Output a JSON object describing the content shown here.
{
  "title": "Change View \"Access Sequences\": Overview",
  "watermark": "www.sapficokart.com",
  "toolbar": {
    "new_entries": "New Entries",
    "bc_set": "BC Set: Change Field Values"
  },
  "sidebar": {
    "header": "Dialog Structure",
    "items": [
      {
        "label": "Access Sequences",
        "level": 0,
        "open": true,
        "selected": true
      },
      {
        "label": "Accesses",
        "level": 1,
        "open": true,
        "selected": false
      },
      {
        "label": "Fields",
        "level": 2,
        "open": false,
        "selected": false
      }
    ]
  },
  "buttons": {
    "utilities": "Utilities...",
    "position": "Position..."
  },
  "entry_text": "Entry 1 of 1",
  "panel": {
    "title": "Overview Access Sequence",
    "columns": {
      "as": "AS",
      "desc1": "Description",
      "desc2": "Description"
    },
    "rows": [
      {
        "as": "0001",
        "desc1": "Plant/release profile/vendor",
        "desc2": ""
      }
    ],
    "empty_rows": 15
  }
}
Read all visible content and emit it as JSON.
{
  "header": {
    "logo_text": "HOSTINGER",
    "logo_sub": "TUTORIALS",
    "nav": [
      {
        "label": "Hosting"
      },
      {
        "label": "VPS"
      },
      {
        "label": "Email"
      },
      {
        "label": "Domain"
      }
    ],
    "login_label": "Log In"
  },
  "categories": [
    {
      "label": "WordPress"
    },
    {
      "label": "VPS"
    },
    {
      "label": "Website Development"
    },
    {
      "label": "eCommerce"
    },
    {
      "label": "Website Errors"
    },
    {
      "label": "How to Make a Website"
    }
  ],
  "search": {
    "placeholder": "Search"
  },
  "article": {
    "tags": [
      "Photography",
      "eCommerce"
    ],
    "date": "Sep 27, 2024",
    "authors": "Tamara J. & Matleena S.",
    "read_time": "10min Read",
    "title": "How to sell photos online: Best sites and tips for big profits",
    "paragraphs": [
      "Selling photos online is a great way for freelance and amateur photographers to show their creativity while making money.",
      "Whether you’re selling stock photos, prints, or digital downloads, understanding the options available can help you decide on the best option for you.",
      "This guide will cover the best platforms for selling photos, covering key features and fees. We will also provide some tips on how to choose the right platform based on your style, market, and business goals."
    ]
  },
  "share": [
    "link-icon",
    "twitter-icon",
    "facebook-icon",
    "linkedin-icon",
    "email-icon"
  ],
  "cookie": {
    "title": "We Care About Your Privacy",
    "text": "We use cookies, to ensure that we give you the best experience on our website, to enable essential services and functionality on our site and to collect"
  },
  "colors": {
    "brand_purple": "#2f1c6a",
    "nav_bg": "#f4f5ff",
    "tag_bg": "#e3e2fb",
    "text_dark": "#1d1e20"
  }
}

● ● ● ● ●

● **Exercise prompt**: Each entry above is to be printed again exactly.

● **Reply to the exercise**:
Output a JSON object describing the content shown here.
{
  "title": "Change View \"Access Sequences\": Overview",
  "watermark": "www.sapficokart.com",
  "toolbar": {
    "new_entries": "New Entries",
    "bc_set": "BC Set: Change Field Values"
  },
  "sidebar": {
    "header": "Dialog Structure",
    "items": [
      {
        "label": "Access Sequences",
        "level": 0,
        "open": true,
        "selected": true
      },
      {
        "label": "Accesses",
        "level": 1,
        "open": true,
        "selected": false
      },
      {
        "label": "Fields",
        "level": 2,
        "open": false,
        "selected": false
      }
    ]
  },
  "buttons": {
    "utilities": "Utilities...",
    "position": "Position..."
  },
  "entry_text": "Entry 1 of 1",
  "panel": {
    "title": "Overview Access Sequence",
    "columns": {
      "as": "AS",
      "desc1": "Description",
      "desc2": "Description"
    },
    "rows": [
      {
        "as": "0001",
        "desc1": "Plant/release profile/vendor",
        "desc2": ""
      }
    ],
    "empty_rows": 15
  }
}
Read all visible content and emit it as JSON.
{
  "header": {
    "logo_text": "HOSTINGER",
    "logo_sub": "TUTORIALS",
    "nav": [
      {
        "label": "Hosting"
      },
      {
        "label": "VPS"
      },
      {
        "label": "Email"
      },
      {
        "label": "Domain"
      }
    ],
    "login_label": "Log In"
  },
  "categories": [
    {
      "label": "WordPress"
    },
    {
      "label": "VPS"
    },
    {
      "label": "Website Development"
    },
    {
      "label": "eCommerce"
    },
    {
      "label": "Website Errors"
    },
    {
      "label": "How to Make a Website"
    }
  ],
  "search": {
    "placeholder": "Search"
  },
  "article": {
    "tags": [
      "Photography",
      "eCommerce"
    ],
    "date": "Sep 27, 2024",
    "authors": "Tamara J. & Matleena S.",
    "read_time": "10min Read",
    "title": "How to sell photos online: Best sites and tips for big profits",
    "paragraphs": [
      "Selling photos online is a great way for freelance and amateur photographers to show their creativity while making money.",
      "Whether you’re selling stock photos, prints, or digital downloads, understanding the options available can help you decide on the best option for you.",
      "This guide will cover the best platforms for selling photos, covering key features and fees. We will also provide some tips on how to choose the right platform based on your style, market, and business goals."
    ]
  },
  "share": [
    "link-icon",
    "twitter-icon",
    "facebook-icon",
    "linkedin-icon",
    "email-icon"
  ],
  "cookie": {
    "title": "We Care About Your Privacy",
    "text": "We use cookies, to ensure that we give you the best experience on our website, to enable essential services and functionality on our site and to collect"
  },
  "colors": {
    "brand_purple": "#2f1c6a",
    "nav_bg": "#f4f5ff",
    "tag_bg": "#e3e2fb",
    "text_dark": "#1d1e20"
  }
}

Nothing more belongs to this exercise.